OVBIAGELE: Military inaction best way to deal with Iran

EmilLike it or not, Iran is going to go nuclear.

It is an assured prophesy the world has no choice but to accept.

Taking the fool’s bait of attacking Iran would be another judgment flaw for the United States or Israel.

There have been a few murmurs from the West for a more pragmatic military approach to halt Iran’s nuclear weaponry program — calls I deem absolutely irrational.

Iran’s leaders left the world gaping when they recently wrote a letter to the International Atomic Energy Agency revealing the existence of a nuclear enrichment facility near the city of Qom.

Although the Islamic republic claims the nuclear facilities are for peaceful purposes like medical research, the United States and the West fear it’s a smokescreen for a nuclear weaponry program. But you can’t fool the West.
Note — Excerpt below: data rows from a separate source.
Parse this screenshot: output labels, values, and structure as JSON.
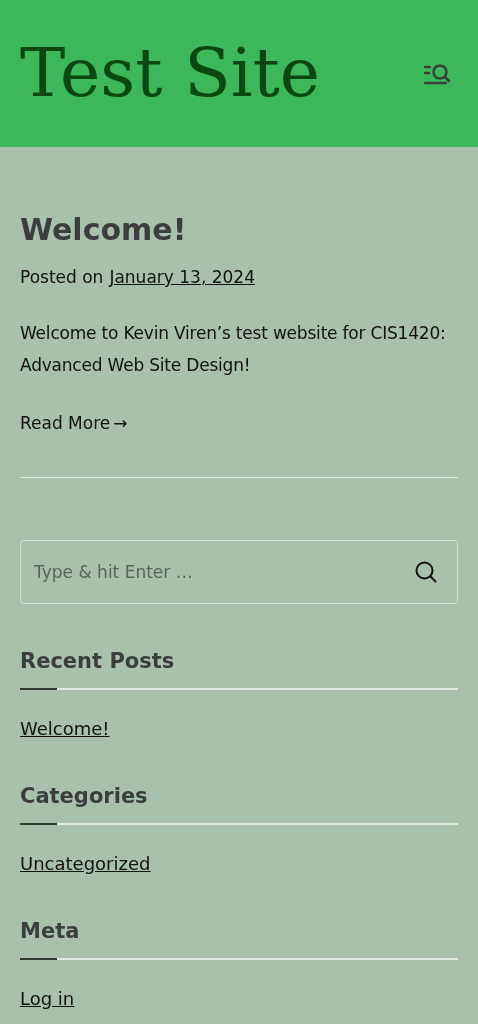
{
  "site_title": "Test Site",
  "post": {
    "title": "Welcome!",
    "posted_prefix": "Posted on",
    "date": "January 13, 2024",
    "excerpt": "Welcome to Kevin Viren’s test website for CIS1420: Advanced Web Site Design!",
    "read_more": "Read More",
    "read_more_arrow": "→"
  },
  "search": {
    "placeholder": "Type & hit Enter …"
  },
  "widgets": [
    {
      "title": "Recent Posts",
      "links": [
        "Welcome!"
      ]
    },
    {
      "title": "Categories",
      "links": [
        "Uncategorized"
      ]
    },
    {
      "title": "Meta",
      "links": [
        "Log in"
      ]
    }
  ]
}
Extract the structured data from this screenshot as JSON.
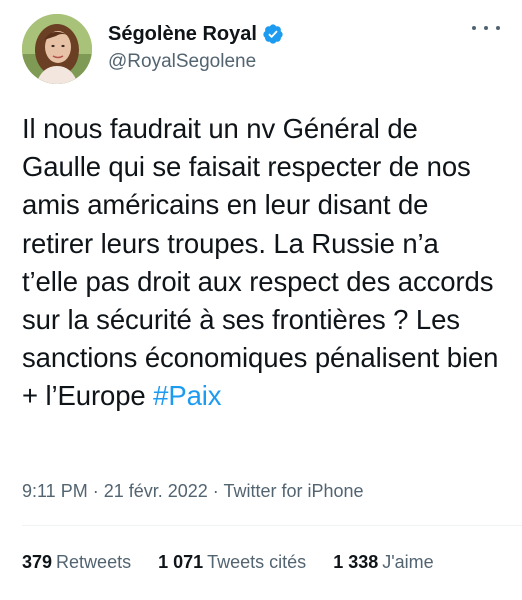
{
  "author": {
    "display_name": "Ségolène Royal",
    "handle": "@RoyalSegolene",
    "verified": true
  },
  "tweet": {
    "text": "Il nous faudrait un nv Général de Gaulle qui se faisait respecter de nos amis américains en leur disant de retirer leurs troupes. La Russie n’a t’elle pas droit aux respect des accords sur la sécurité à ses frontières ? Les sanctions économiques pénalisent bien + l’Europe ",
    "hashtag": "#Paix"
  },
  "meta": {
    "time": "9:11 PM",
    "separator1": " · ",
    "date": "21 févr. 2022",
    "separator2": " · ",
    "source": "Twitter for iPhone"
  },
  "stats": {
    "retweets_count": "379",
    "retweets_label": "Retweets",
    "quotes_count": "1 071",
    "quotes_label": "Tweets cités",
    "likes_count": "1 338",
    "likes_label": "J'aime"
  },
  "colors": {
    "accent": "#1d9bf0",
    "secondary_text": "#536471",
    "divider": "#eff3f4"
  }
}
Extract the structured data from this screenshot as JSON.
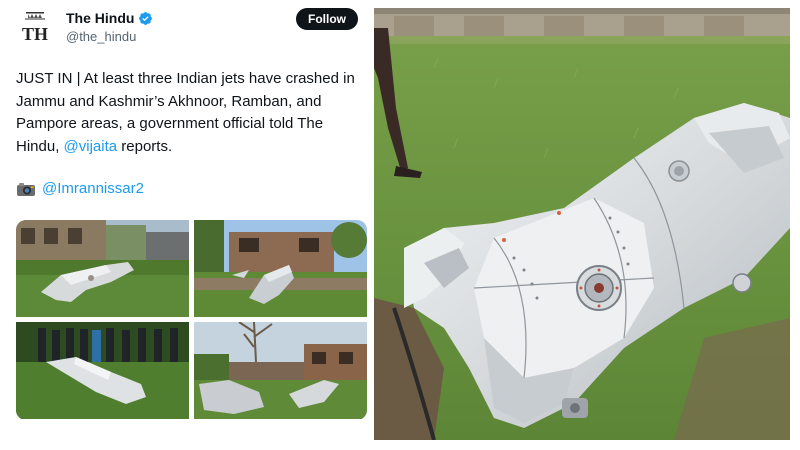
{
  "account": {
    "name": "The Hindu",
    "handle": "@the_hindu",
    "logo_text": "TH",
    "verified_icon": "verified-badge-icon"
  },
  "follow_label": "Follow",
  "tweet": {
    "text_part1": "JUST IN | At least three Indian jets have crashed in Jammu and Kashmir’s Akhnoor, Ramban, and Pampore areas, a government official told The Hindu, ",
    "mention": "@vijaita",
    "text_part2": " reports.",
    "credit_icon": "camera-icon",
    "credit_handle": "@Imrannissar2"
  },
  "colors": {
    "link": "#1d9bf0",
    "text": "#0f1419",
    "muted": "#536471",
    "grass": "#5f8a3a",
    "debris": "#d9dcdf"
  }
}
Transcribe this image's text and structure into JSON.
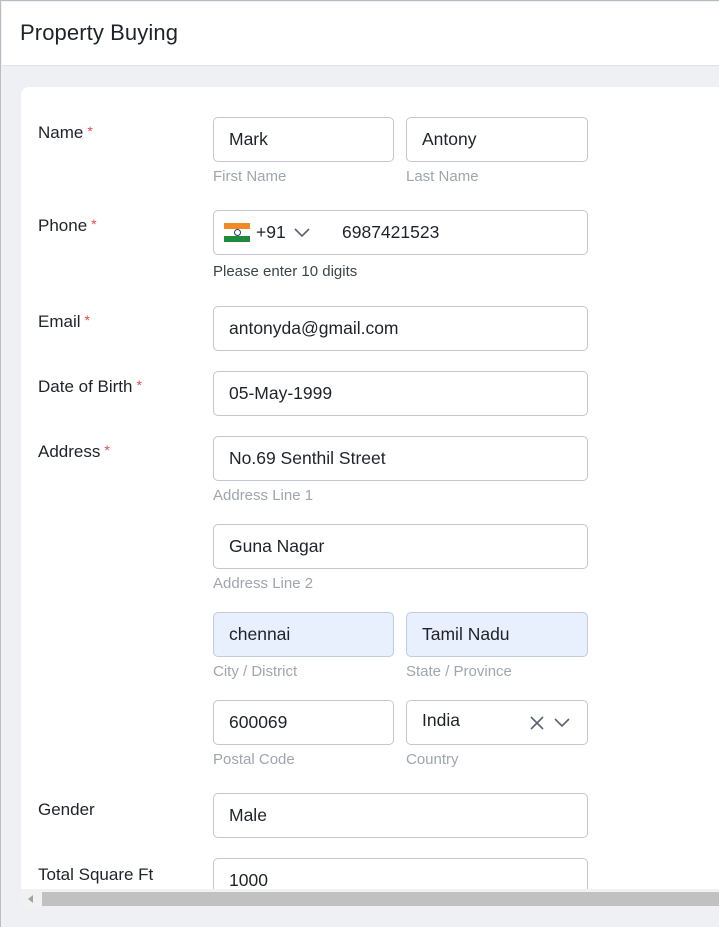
{
  "header": {
    "title": "Property Buying"
  },
  "form": {
    "name": {
      "label": "Name",
      "required_mark": "*",
      "first_name": "Mark",
      "last_name": "Antony",
      "first_caption": "First Name",
      "last_caption": "Last Name"
    },
    "phone": {
      "label": "Phone",
      "required_mark": "*",
      "country_flag": "india-flag-icon",
      "dial_code": "+91",
      "number": "6987421523",
      "hint": "Please enter 10 digits"
    },
    "email": {
      "label": "Email",
      "required_mark": "*",
      "value": "antonyda@gmail.com"
    },
    "dob": {
      "label": "Date of Birth",
      "required_mark": "*",
      "value": "05-May-1999"
    },
    "address": {
      "label": "Address",
      "required_mark": "*",
      "line1": "No.69 Senthil Street",
      "line1_caption": "Address Line 1",
      "line2": "Guna Nagar",
      "line2_caption": "Address Line 2",
      "city": "chennai",
      "city_caption": "City / District",
      "state": "Tamil Nadu",
      "state_caption": "State / Province",
      "postal": "600069",
      "postal_caption": "Postal Code",
      "country": "India",
      "country_caption": "Country"
    },
    "gender": {
      "label": "Gender",
      "value": "Male"
    },
    "square_ft": {
      "label": "Total Square Ft",
      "value": "1000"
    }
  },
  "colors": {
    "required": "#e5484d",
    "autofill_bg": "#e8f0fe",
    "caption": "#a0a5ae",
    "border": "#c3c7ce"
  }
}
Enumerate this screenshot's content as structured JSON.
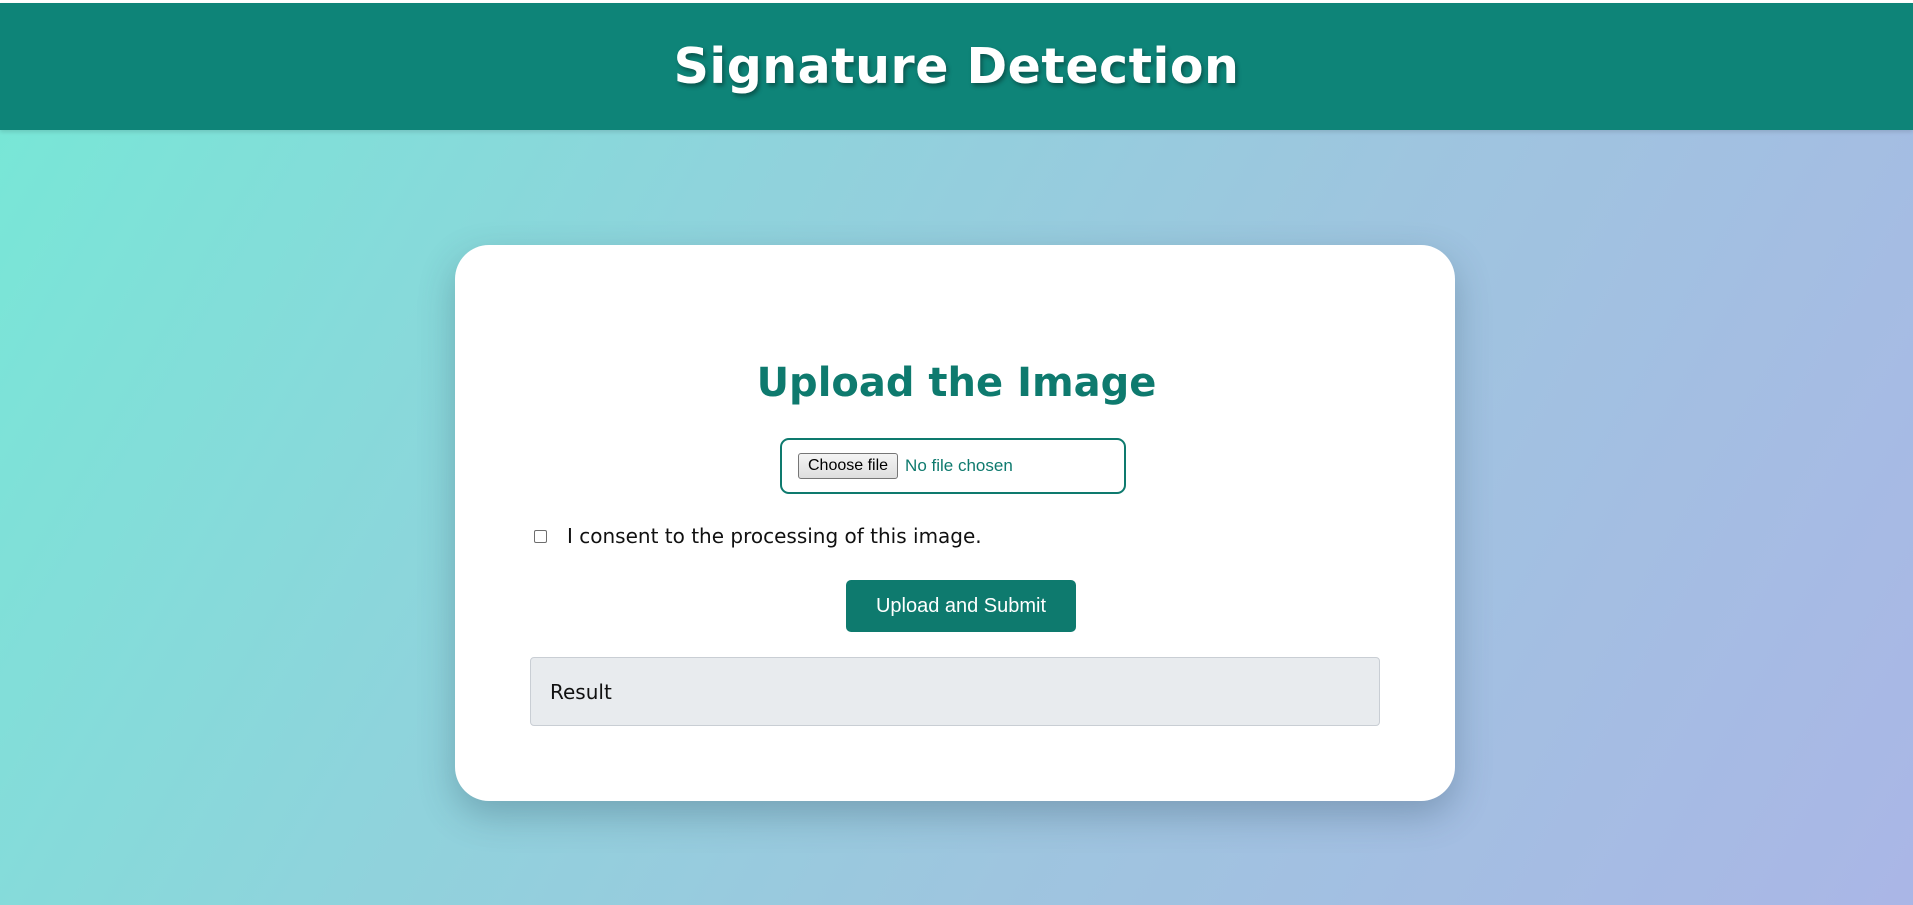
{
  "header": {
    "title": "Signature Detection"
  },
  "upload_card": {
    "title": "Upload the Image",
    "file_input": {
      "button_label": "Choose file",
      "status_text": "No file chosen"
    },
    "consent": {
      "label": "I consent to the processing of this image.",
      "checked": false
    },
    "submit_label": "Upload and Submit",
    "result_label": "Result"
  },
  "colors": {
    "header_bg": "#0e8478",
    "accent": "#0e7a6e",
    "gradient_start": "#76e8d6",
    "gradient_end": "#aab6e6",
    "result_bg": "#e8ebee"
  }
}
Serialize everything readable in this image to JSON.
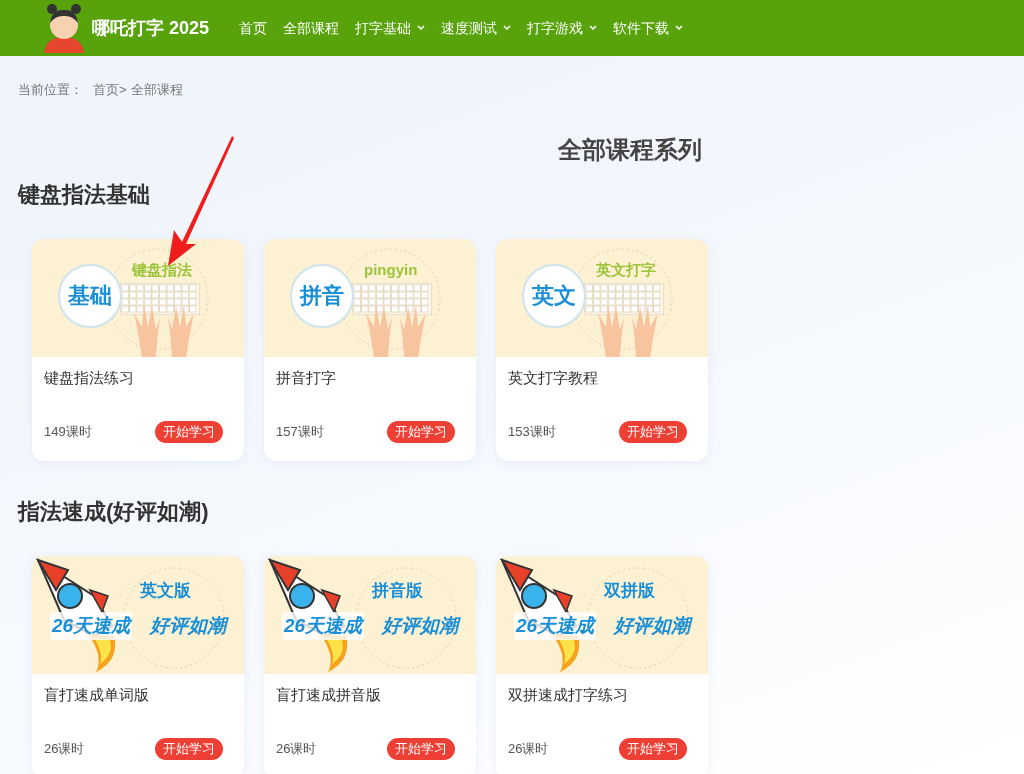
{
  "header": {
    "site_title": "哪吒打字 2025",
    "nav": [
      {
        "label": "首页",
        "dropdown": false
      },
      {
        "label": "全部课程",
        "dropdown": false
      },
      {
        "label": "打字基础",
        "dropdown": true
      },
      {
        "label": "速度测试",
        "dropdown": true
      },
      {
        "label": "打字游戏",
        "dropdown": true
      },
      {
        "label": "软件下载",
        "dropdown": true
      }
    ]
  },
  "breadcrumb": {
    "label": "当前位置：",
    "items": [
      "首页>",
      "全部课程"
    ]
  },
  "page_title": "全部课程系列",
  "sections": [
    {
      "heading": "键盘指法基础",
      "courses": [
        {
          "thumbnail": {
            "kind": "keyboard",
            "badge": "基础",
            "caption": "键盘指法"
          },
          "title": "键盘指法练习",
          "lessons": "149课时",
          "button": "开始学习"
        },
        {
          "thumbnail": {
            "kind": "keyboard",
            "badge": "拼音",
            "caption": "pingyin"
          },
          "title": "拼音打字",
          "lessons": "157课时",
          "button": "开始学习"
        },
        {
          "thumbnail": {
            "kind": "keyboard",
            "badge": "英文",
            "caption": "英文打字"
          },
          "title": "英文打字教程",
          "lessons": "153课时",
          "button": "开始学习"
        }
      ]
    },
    {
      "heading": "指法速成(好评如潮)",
      "courses": [
        {
          "thumbnail": {
            "kind": "rocket",
            "caption": "英文版",
            "slogan": [
              "26天速成",
              "好评如潮"
            ]
          },
          "title": "盲打速成单词版",
          "lessons": "26课时",
          "button": "开始学习"
        },
        {
          "thumbnail": {
            "kind": "rocket",
            "caption": "拼音版",
            "slogan": [
              "26天速成",
              "好评如潮"
            ]
          },
          "title": "盲打速成拼音版",
          "lessons": "26课时",
          "button": "开始学习"
        },
        {
          "thumbnail": {
            "kind": "rocket",
            "caption": "双拼版",
            "slogan": [
              "26天速成",
              "好评如潮"
            ]
          },
          "title": "双拼速成打字练习",
          "lessons": "26课时",
          "button": "开始学习"
        }
      ]
    }
  ]
}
After its bold declaration, Iran showcased a series of conflicting actions.

It accepted IAEA requests for inspections and gave extra glimmers of hope by agreeing to meet with world powers at Geneva in October.

But a few days before talks, Iran test-fired short-range missiles capable of hitting objectives in Israel, most Arab countries and southern Europe.

So what should the West do to tame this arrogant behavior from “bad boy” Iranian President Mahmoud Ahmadinejad?

The West has to realize that military inaction is its best option for dealing with Iran.

The fear of an American or Israeli military strike is just as effective as actually striking.

In reality, military action would do little to stop Iran’s nuclear program — in fact, it might be the much-needed justification for Iranian leaders to cajole their people into agreement.

The sad truth of the matter is that it would be beyond foolish for the United States to get involved in a third war or even for Israel to get involved.

War against Iran would lead the Iranian people to do the unthinkable but necessary: allying itself with a government it clearly hates so much right now.

On Sept. 10, 2001, President’s Bush’s approval ratings were below 50 percent. A few weeks after the 9/11 attacks, his approval rating stood at more than 80 percent.

In time of war or catastrophe, a sense of nationalism arises. And guess who the villain would be? The United States and its allies.

A war in Iran initiated by the U.S. or any of its allies would put a huge dent in America’s efforts to regain the trust of the Muslim world — take out the “r” in friend.

Considering the fact that Iran is one of the world’s largest exporters of crude oil, it would also cause oil prices to skyrocket around the globe — things we have to do for the love of black gold.

The U.S. cannot afford to risk the lives of its citizens and waste resources on an issue that can be managed with little or no cost.

Come to think of it, let’s be fair and face reality: Iran and Israel share a mutual feeling of contempt for each other — true.

Israel has stockpiles of nuclear weapons and Iran doesn’t yet — true.

Israel neither disclosed its nuclear weapons nor signed the Nuclear Non-Proliferation Treaty, which could require Israel to give up its estimated several hundred nuclear bombs.

The U.S continues to keep its lips sealed on this 4-decade-old secret.

What would you think the rational response would be if you were placed in Iran’s shoes?

I’ll let you decide — be fair.

On the other hand, even if Iran goes nuclear (which it definitely will), do you think its leadership would be stupid enough as to use it, knowing the abundance of the United States’ and Israel’s nuclear arsenals?

Trust me, it is much cheaper and safer to be at peace with a nuclear Iran than be at war with another Islamic nation.

Food For Thought: At times, some of the boldest and most effective actions are actually inactions.